Pallister alluded to "consensus recommendations" on personal use exemptions, enhancing e-commerce platforms, online information, listing practices, pricing and "sales channels intended to enhance domestic trade."

Changing the personal use exemption, Pallister said, would "demonstrate immediate progress" but he also suggested "going even further, by fully removing those limits."

Could New Brunswickers soon make legal beer runs to Quebec? It would give premiers a crowd-pleasing, populist headline to top their summer talks this week. But the committee of interprovincial trade ministers officially tasked with reviewing the recommendations hasn't met yet, so it's not clear the premiers will preempt them.

CBC News reached out to the current chair, Quebec's Economy Minister Dominique Anglade, but she was out of the country last week. She won't be in New Brunswick this week either because she's attending the Farnborough Air Show. 

Despite a private members' bill passed six years ago, only three provinces (British Columbia, Manitoba and Nova Scotia) allow wine for personal use to cross provincial borders.

"We honestly believe that if they opened it up, then that would increase sales," said Dan Paszkowski, the president and CEO of the Canadian Vinters Association.

In the three provinces that opened up direct delivery of wine, sales are up, he said, citing his organization's data.

But don't be too quick to put a white hat on British Columbia. The province's rule that only B.C. wine can be sold in grocery stores has landed Canada in a trade dispute at the World Trade Organization with both the U.S. and Australia. This kind of provincial policy — while a huge headache for Canada internationally — may not be dealt with by this report.

Beer Canada's president, Luke Harford, isn't expecting a lot of in-depth work or recommendations.

The membership of the working group isn't public, but it included representatives from provincial liquor monopolies, as well as trade and finance policy officials.

"It would have been really difficult to land and see things eye-to-eye, given their various backgrounds," Harford said.

Alberta wants to discuss internal trade issues at this week's meeting, Harford said, even as it announced last week it will appeal a recent court decision that found the support it gives its own craft brewers at the expense of other provinces' beer violates the Constitution.

"There's a lot of things that I think could be done... to open up Canada as one market and be more competitive at the international stage," he said.

It continues to be illegal for a craft brewer on the Quebec side of the Ottawa River to market directly to thirsty Ontarians a short bridge stroll away.

"Provinces have a lot of autonomy," said Dennis Darby, the president and CEO of Canadian Manufacturers and Exporters.

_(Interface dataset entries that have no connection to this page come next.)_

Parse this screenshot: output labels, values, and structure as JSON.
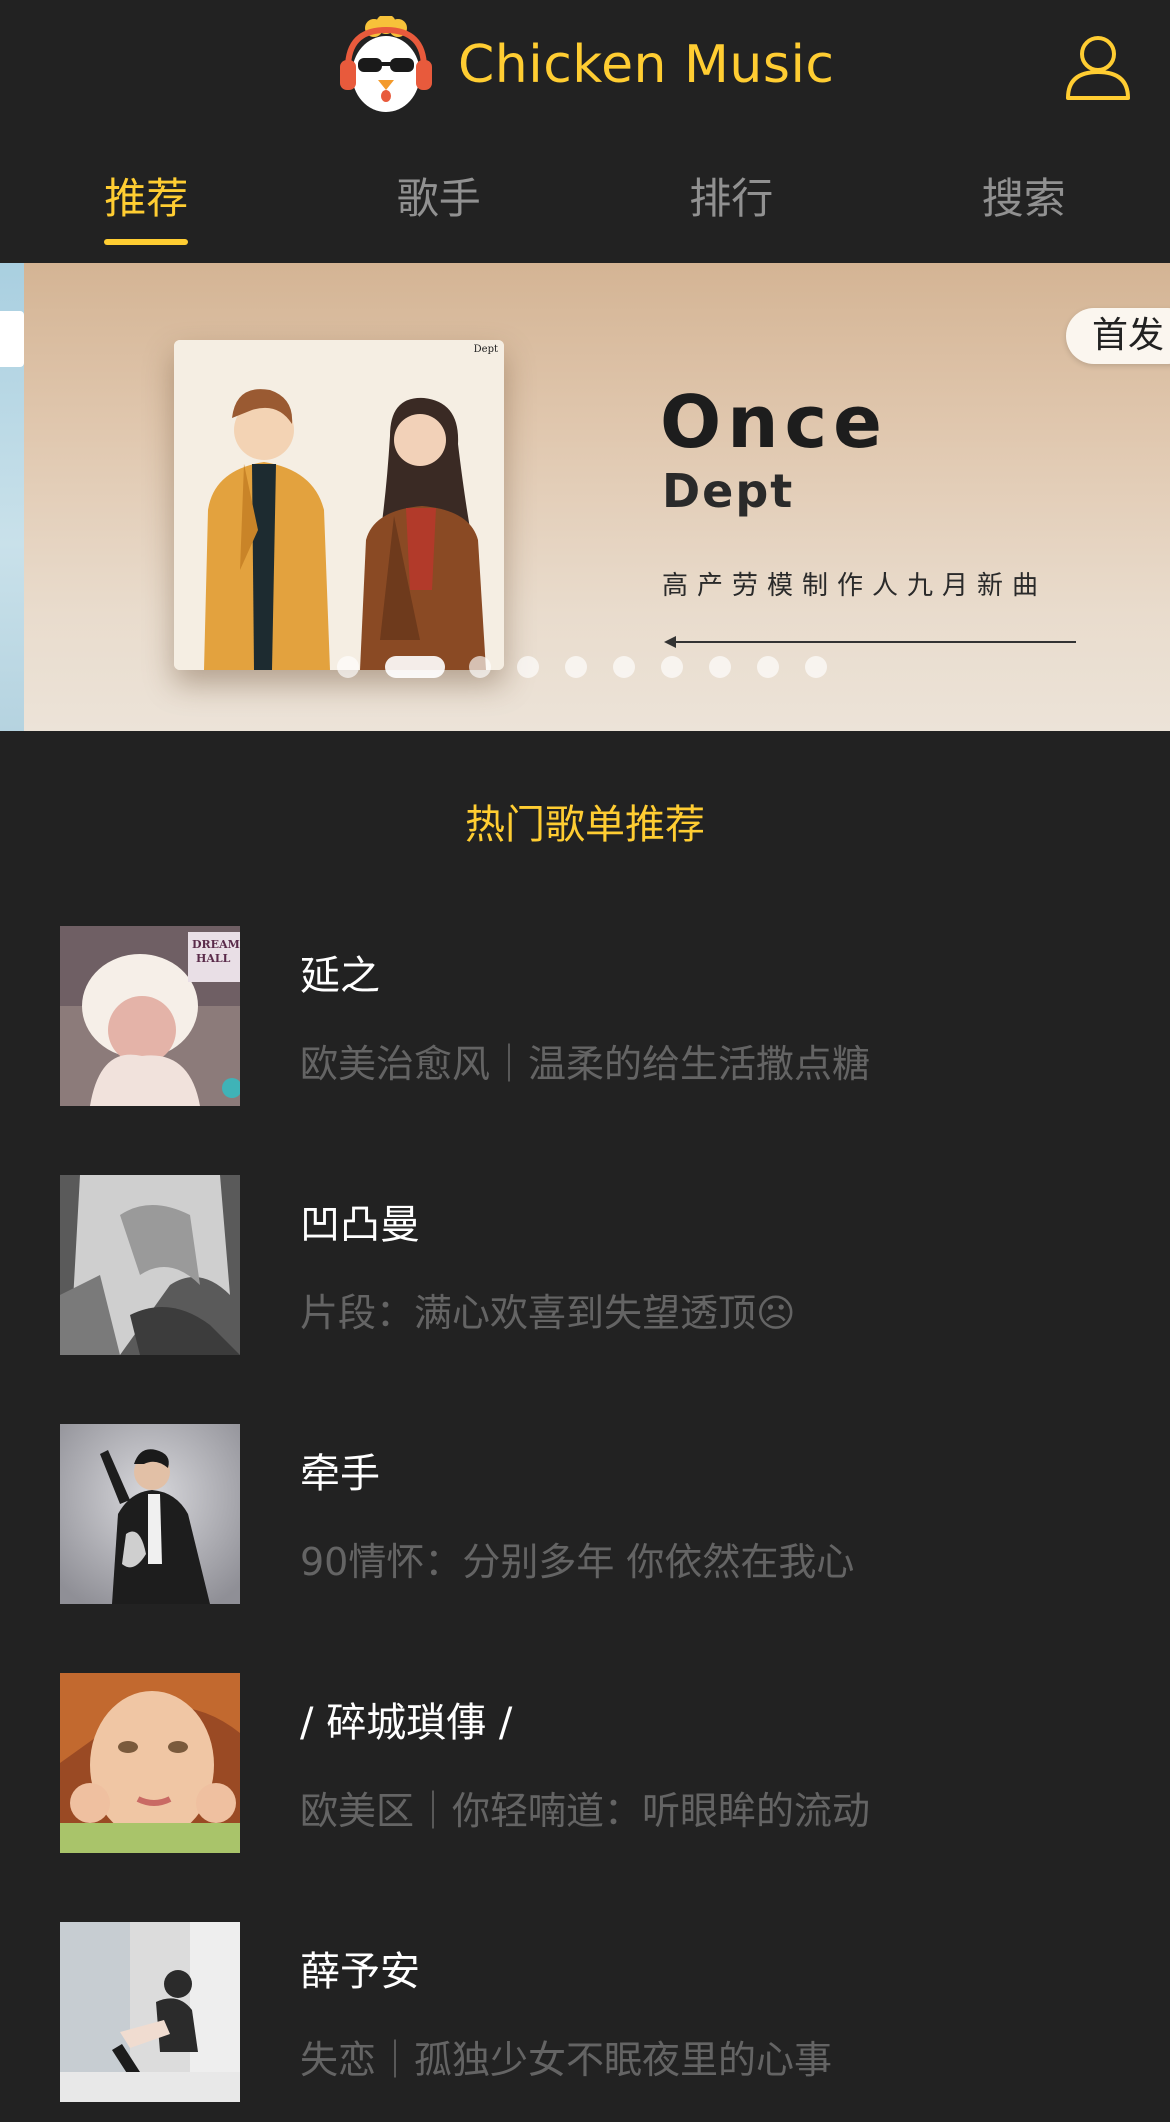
{
  "header": {
    "title": "Chicken Music",
    "logo_icon": "chicken-logo-icon",
    "user_icon": "user-icon",
    "accent": "#ffcd32",
    "background": "#222222"
  },
  "tabs": [
    {
      "label": "推荐",
      "active": true
    },
    {
      "label": "歌手",
      "active": false
    },
    {
      "label": "排行",
      "active": false
    },
    {
      "label": "搜索",
      "active": false
    }
  ],
  "slider": {
    "badge": "首发",
    "song_title": "Once",
    "artist": "Dept",
    "description": "高产劳模制作人九月新曲",
    "album_brand": "Dept",
    "dots_total": 10,
    "active_index": 1
  },
  "section": {
    "title": "热门歌单推荐"
  },
  "playlists": [
    {
      "name": "延之",
      "desc": "欧美治愈风｜温柔的给生活撒点糖"
    },
    {
      "name": "凹凸曼",
      "desc": "片段：满心欢喜到失望透顶☹"
    },
    {
      "name": "牵手",
      "desc": "90情怀：分别多年 你依然在我心"
    },
    {
      "name": "/ 碎城瑣倳 /",
      "desc": "欧美区｜你轻喃道：听眼眸的流动"
    },
    {
      "name": "薛予安",
      "desc": "失恋｜孤独少女不眠夜里的心事"
    }
  ]
}
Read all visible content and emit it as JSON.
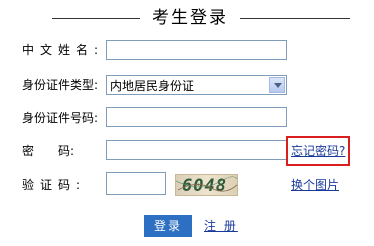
{
  "header": {
    "title": "考生登录"
  },
  "form": {
    "name_label": "中文姓名:",
    "id_type_label": "身份证件类型:",
    "id_type_selected": "内地居民身份证",
    "id_number_label": "身份证件号码:",
    "password_label": "密　　码:",
    "captcha_label": "验证码:",
    "captcha_text": "6048",
    "forgot_password": "忘记密码?",
    "change_image": "换个图片"
  },
  "actions": {
    "login": "登录",
    "register": "注 册"
  },
  "colors": {
    "highlight": "#d81e1e",
    "link": "#1a3a9a",
    "button": "#2d6fc2"
  }
}
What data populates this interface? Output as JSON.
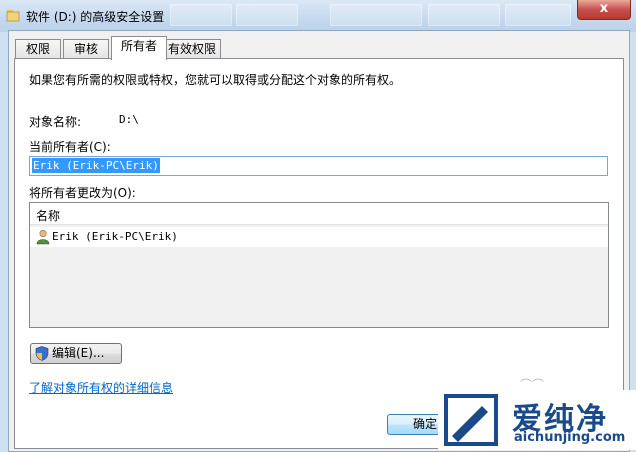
{
  "window": {
    "title": "软件 (D:) 的高级安全设置",
    "close_label": "x"
  },
  "tabs": [
    {
      "label": "权限",
      "active": false
    },
    {
      "label": "审核",
      "active": false
    },
    {
      "label": "所有者",
      "active": true
    },
    {
      "label": "有效权限",
      "active": false
    }
  ],
  "owner_tab": {
    "description": "如果您有所需的权限或特权，您就可以取得或分配这个对象的所有权。",
    "object_name_label": "对象名称:",
    "object_name_value": "D:\\",
    "current_owner_label": "当前所有者(C):",
    "current_owner_value": "Erik (Erik-PC\\Erik)",
    "change_owner_label": "将所有者更改为(O):",
    "list": {
      "column_header": "名称",
      "rows": [
        {
          "name": "Erik (Erik-PC\\Erik)",
          "icon": "user-icon"
        }
      ]
    },
    "edit_button_label": "编辑(E)...",
    "details_link": "了解对象所有权的详细信息"
  },
  "footer": {
    "ok_label": "确定"
  },
  "watermark": {
    "brand_cn": "爱纯净",
    "brand_en": "aichunjing.com"
  },
  "colors": {
    "link": "#0066cc",
    "selection": "#3399ff",
    "watermark": "#1a4a8a"
  }
}
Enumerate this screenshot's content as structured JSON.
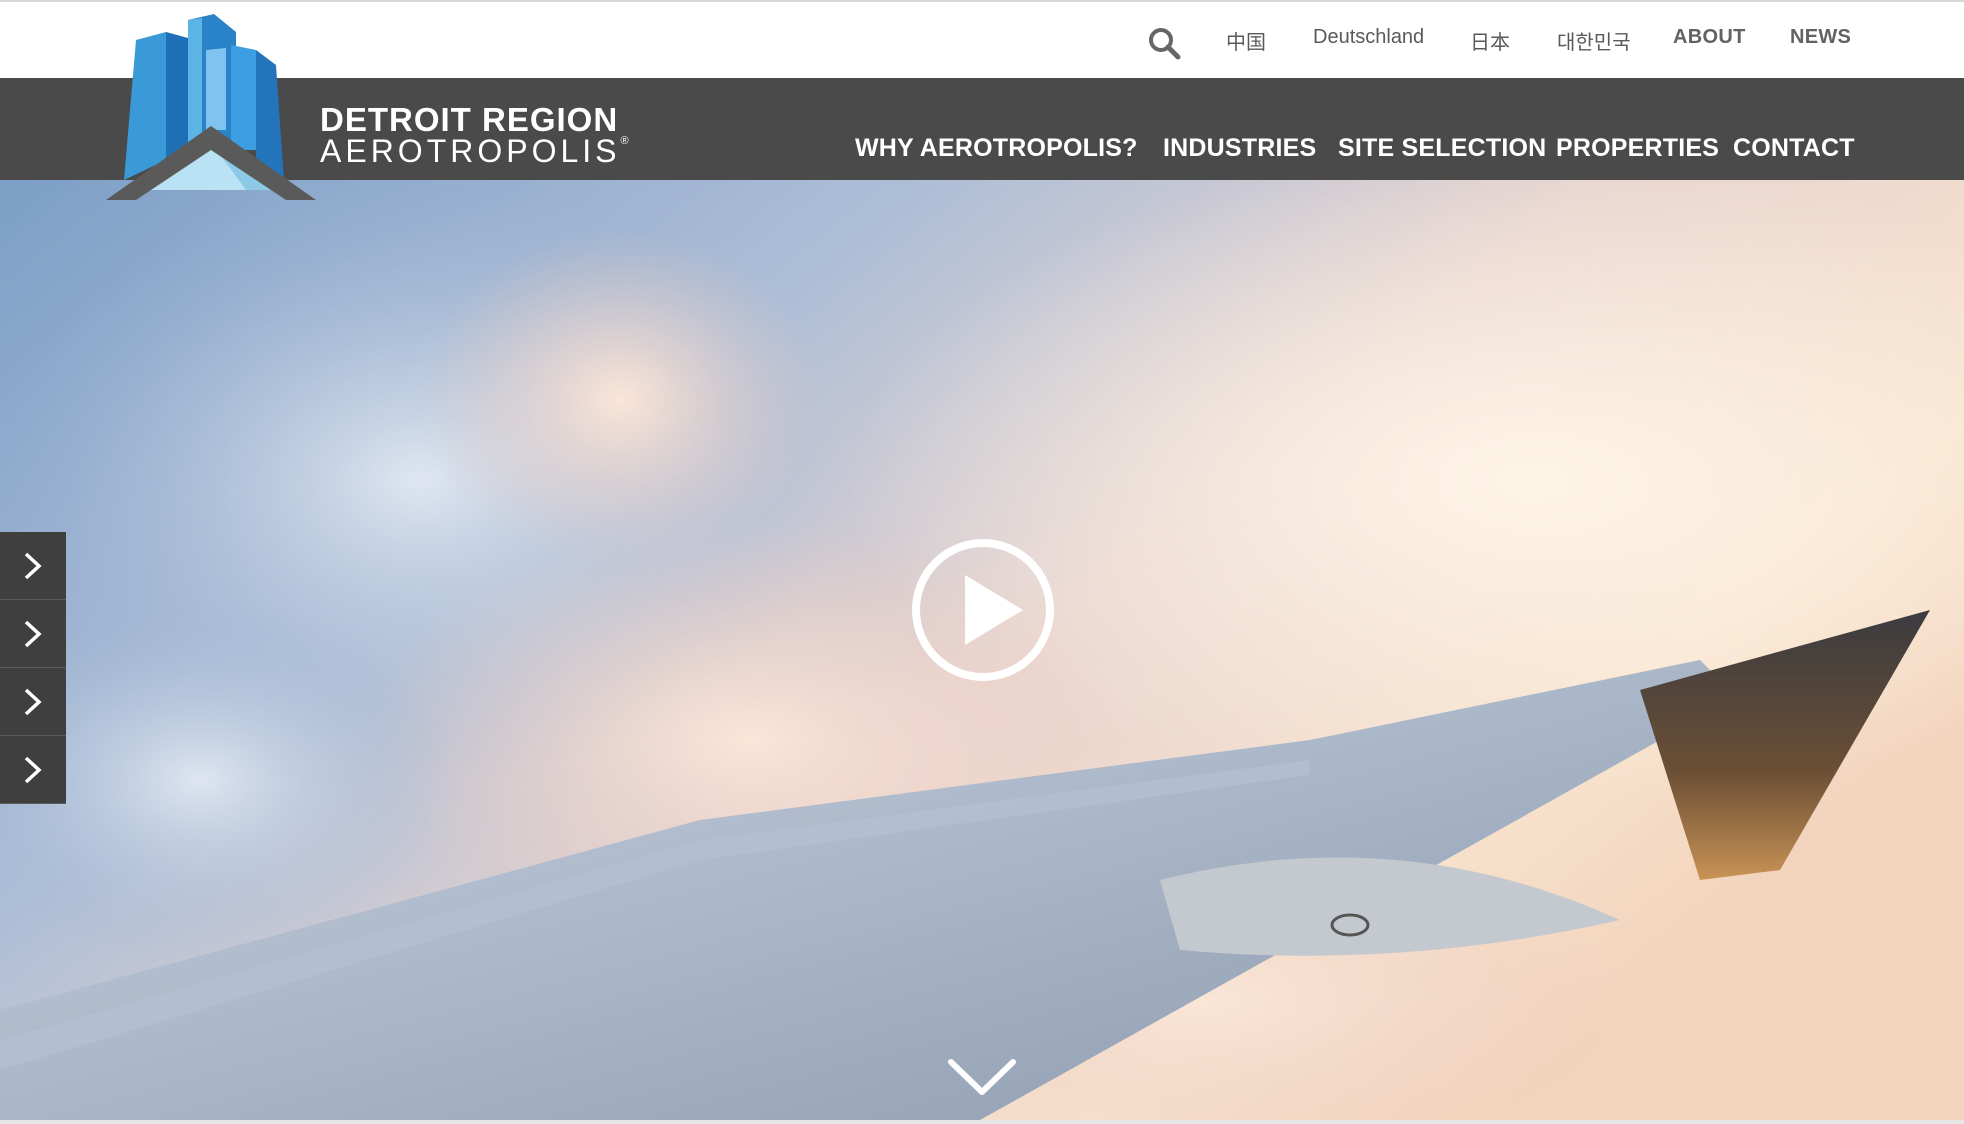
{
  "utility_nav": {
    "search_icon": "search-icon",
    "items": [
      {
        "label": "中国"
      },
      {
        "label": "Deutschland"
      },
      {
        "label": "日本"
      },
      {
        "label": "대한민국"
      },
      {
        "label": "ABOUT"
      },
      {
        "label": "NEWS"
      }
    ]
  },
  "logo": {
    "line1": "DETROIT REGION",
    "line2": "AEROTROPOLIS",
    "registered": "®"
  },
  "main_nav": {
    "items": [
      {
        "label": "WHY AEROTROPOLIS?"
      },
      {
        "label": "INDUSTRIES"
      },
      {
        "label": "SITE SELECTION"
      },
      {
        "label": "PROPERTIES"
      },
      {
        "label": "CONTACT"
      }
    ]
  },
  "hero": {
    "side_tabs": [
      "chevron-right-icon",
      "chevron-right-icon",
      "chevron-right-icon",
      "chevron-right-icon"
    ],
    "play_icon": "play-icon",
    "scroll_icon": "chevron-down-icon"
  },
  "colors": {
    "nav_bg": "#4a4a4a",
    "side_tab_bg": "#3f3f3f",
    "logo_blue": "#2f8fd4",
    "logo_light": "#a8d8ef",
    "utility_text": "#5a5a5a"
  }
}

It's not that there's any ill will about the idea of change, he said — it's just hard to break through.

When the CFTA was signed, all the talk was about international competitiveness as Canada's new trade deals with Europe (CETA) and Pacific Rim countries (now called the CPTPP) were finalized. In 2018, NAFTA and other U.S. trade disputes loom larger.

As the Trump administration threatens new automotive tariffs, for example, the economist for the Canadian Automotive Dealers Association told reporters earlier this month that one of the most important things Canada needs to do is cut internal trade barriers — not because of a direct irritant to dealerships, but because of their overall drag on the economy.

"There's no practical reason, in 2018, that there should be any differences or any requirement for extra paperwork," Darby said. "Canada is a nation of traders.

"We need someone to blink."